In reality, so-called “founder’s” shares are simply common stock, issued at the time of startup incorporation, for a very low price, and normally allocated to the multiple initial players commensurate with their investment or role. But that’s only the beginning of the story.
These shares are allocated and committed, but not really issued and owned (vested) until later. Typically, vesting in startups occurs monthly over 4 years, starting with the first 25% of such shares vesting only after the employee has remained with the company for at least 12 months (one year “cliff”). Vesting always stops when an employee leaves the company.
Even though the class is common stock, founders can negotiate special vesting and other terms as part of their stock restriction agreement upon venture investment. Here are some typical special terms and considerations for founder’s stock:
- Negligible real value. Since founder’s shares are usually issued at the time the company is incorporated, they essentially have no real value. As the company builds value, shares allocated later for employees or partners will have an appropriate price.
- Vesting with no cliff. Most founder vesting is not subject to the one year cliff because partners should already know and trust each other. Thus, most founders will start vesting their shares from the date they actually started providing services to the company.
- Right of repurchase in favor of the company. This clause gives the founder the first right of refusal to buy shares back from a partner who decides to leave early, or otherwise makes a troublemaker out of themselves. This right usually “lifts” over time, meaning that as time goes on, fewer shares are subject to this repurchase agreement.
- Accelerated vesting conditions. They might also have special terms in the case of termination or demotion that accelerate vesting. These have less to do with the type of stock and more to do with who the person is and how strategic they are to the organization.
- Stock dilution control. While most employees would see their vesting rest when the “Series A” round closes, a founder might retain some percent of their shares. Everyone wants to minimize dilution of shares, so this special clause is common.
Unfortunately, founders often make the mistake of waiting until they have received a strong indication of interest from an investor before they decide that it is time to incorporate. Forming a company so close in time to raising capital can create a significant tax issue.

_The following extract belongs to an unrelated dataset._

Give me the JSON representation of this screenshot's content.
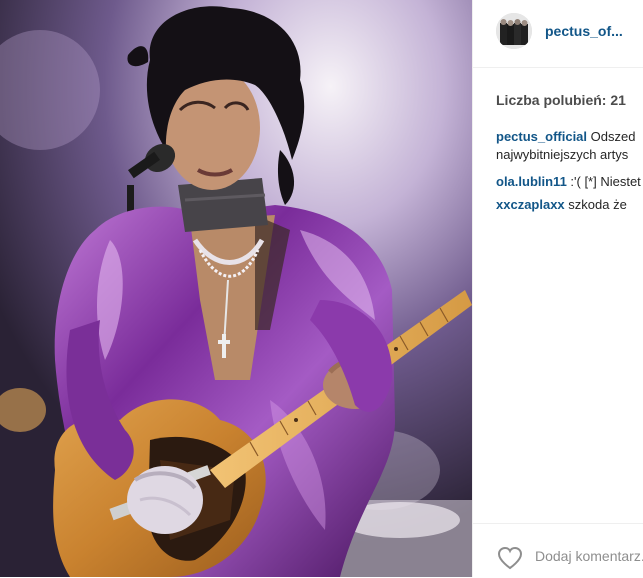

For example, if founders issue themselves stock for one cent per share when they form the company, and then within a short period of time outside investors jump in at $1 or more per share, it might appear in an IRS audit that the founders issued themselves stock at significantly below the fair market value per share.

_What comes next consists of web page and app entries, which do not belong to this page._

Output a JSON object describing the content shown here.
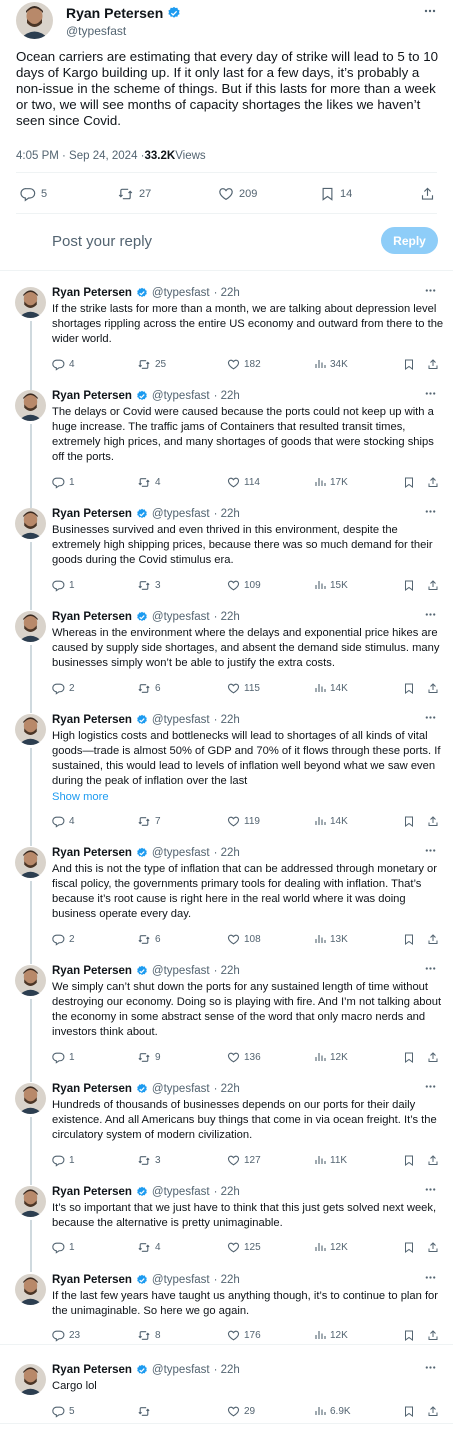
{
  "main_tweet": {
    "author_name": "Ryan Petersen",
    "author_handle": "@typesfast",
    "text": "Ocean carriers are estimating that every day of strike will lead to 5 to 10 days of Kargo building up. If it only last for a few days, it’s probably a non-issue in the scheme of things. But if this lasts for more than a week or two, we will see months of capacity shortages the likes we haven’t seen since Covid.",
    "time": "4:05 PM · Sep 24, 2024 · ",
    "views_count": "33.2K",
    "views_label": " Views",
    "replies": "5",
    "reposts": "27",
    "likes": "209",
    "bookmarks": "14"
  },
  "reply_composer": {
    "placeholder": "Post your reply",
    "button_label": "Reply"
  },
  "colors": {
    "accent": "#1d9bf0",
    "reply_button_disabled": "#8ecdf8",
    "verified": "#1d9bf0",
    "secondary_text": "#536471",
    "thread_line": "#cfd9de"
  },
  "replies": [
    {
      "name": "Ryan Petersen",
      "handle": "@typesfast",
      "time": "· 22h",
      "text": "If the strike lasts for more than a month, we are talking about depression level shortages rippling across the entire US economy and outward from there to the wider world.",
      "show_more": "",
      "replies": "4",
      "reposts": "25",
      "likes": "182",
      "views": "34K"
    },
    {
      "name": "Ryan Petersen",
      "handle": "@typesfast",
      "time": "· 22h",
      "text": "The delays or Covid were caused because the ports could not keep up with a huge increase. The traffic jams of Containers that resulted transit times, extremely high prices, and many shortages of goods that were stocking ships off the ports.",
      "show_more": "",
      "replies": "1",
      "reposts": "4",
      "likes": "114",
      "views": "17K"
    },
    {
      "name": "Ryan Petersen",
      "handle": "@typesfast",
      "time": "· 22h",
      "text": "Businesses survived and even thrived in this environment, despite the extremely high shipping prices, because there was so much demand for their goods during the Covid stimulus era.",
      "show_more": "",
      "replies": "1",
      "reposts": "3",
      "likes": "109",
      "views": "15K"
    },
    {
      "name": "Ryan Petersen",
      "handle": "@typesfast",
      "time": "· 22h",
      "text": "Whereas in the environment where the delays and exponential price hikes are caused by supply side shortages, and absent the demand side stimulus. many businesses simply won’t be able to justify the extra costs.",
      "show_more": "",
      "replies": "2",
      "reposts": "6",
      "likes": "115",
      "views": "14K"
    },
    {
      "name": "Ryan Petersen",
      "handle": "@typesfast",
      "time": "· 22h",
      "text": "High logistics costs and bottlenecks will lead to shortages of all kinds of vital goods—trade is almost 50% of GDP and 70% of it flows through these ports. If sustained, this would lead to levels of inflation well beyond what we saw even during the peak of inflation over the last",
      "show_more": "Show more",
      "replies": "4",
      "reposts": "7",
      "likes": "119",
      "views": "14K"
    },
    {
      "name": "Ryan Petersen",
      "handle": "@typesfast",
      "time": "· 22h",
      "text": "And this is not the type of inflation that can be addressed through monetary or fiscal policy, the governments primary tools for dealing with inflation. That’s because it’s root cause is right here in the real world where it was doing business operate every day.",
      "show_more": "",
      "replies": "2",
      "reposts": "6",
      "likes": "108",
      "views": "13K"
    },
    {
      "name": "Ryan Petersen",
      "handle": "@typesfast",
      "time": "· 22h",
      "text": "We simply can’t shut down the ports for any sustained length of time without destroying our economy. Doing so is playing with fire. And I’m not talking about the economy in some abstract sense of the word that only macro nerds and investors think about.",
      "show_more": "",
      "replies": "1",
      "reposts": "9",
      "likes": "136",
      "views": "12K"
    },
    {
      "name": "Ryan Petersen",
      "handle": "@typesfast",
      "time": "· 22h",
      "text": "Hundreds of thousands of businesses depends on our ports for their daily existence. And all Americans buy things that come in via ocean freight. It’s the circulatory system of modern civilization.",
      "show_more": "",
      "replies": "1",
      "reposts": "3",
      "likes": "127",
      "views": "11K"
    },
    {
      "name": "Ryan Petersen",
      "handle": "@typesfast",
      "time": "· 22h",
      "text": "It’s so important that we just have to think that this just gets solved next week, because the alternative is pretty unimaginable.",
      "show_more": "",
      "replies": "1",
      "reposts": "4",
      "likes": "125",
      "views": "12K"
    },
    {
      "name": "Ryan Petersen",
      "handle": "@typesfast",
      "time": "· 22h",
      "text": "If the last few years have taught us anything though, it’s to continue to plan for the unimaginable. So here we go again.",
      "show_more": "",
      "replies": "23",
      "reposts": "8",
      "likes": "176",
      "views": "12K"
    },
    {
      "name": "Ryan Petersen",
      "handle": "@typesfast",
      "time": "· 22h",
      "text": "Cargo lol",
      "show_more": "",
      "replies": "5",
      "reposts": "",
      "likes": "29",
      "views": "6.9K"
    }
  ]
}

The difference in value between what the founders paid and the fair market value of that stock based on actual sale to outside investors will be characterized as compensation income resulting in what could be significant tax liability to the founders.
The way to avoid this risk by filing an “83(b) election” with the IRS within 30 days of the purchase of your founder’s shares and paying your tax early on those shares. Failing to file the 83(b) election is common mistake of founders that you should avoid.
There should be no tax concern for a founder investing more of his own money any time in the process. All the tax concerns relate to “outside” investors coming in shortly after incorporation. Valuation has very little meaning until an outsider invests.
So my advice is to incorporate and allocate founder’s stock as soon as you are starting real work on the company, but at least six months before you anticipate any outside investors. But don’t incorporate too early, as investors will measure your growth and progress since the incorporation date. Several years of apparent inactivity since incorporation will make it look like there is a problem with you or with the company.
Of course I have to add my caveat that I’m not a lawyer, and these comments do not constitute a legal opinion. See a qualified business attorney if you anticipate multiple investors or a complex company structure. Don’t let a positive investor decision take the joy out of your future.
Reprinted by permission.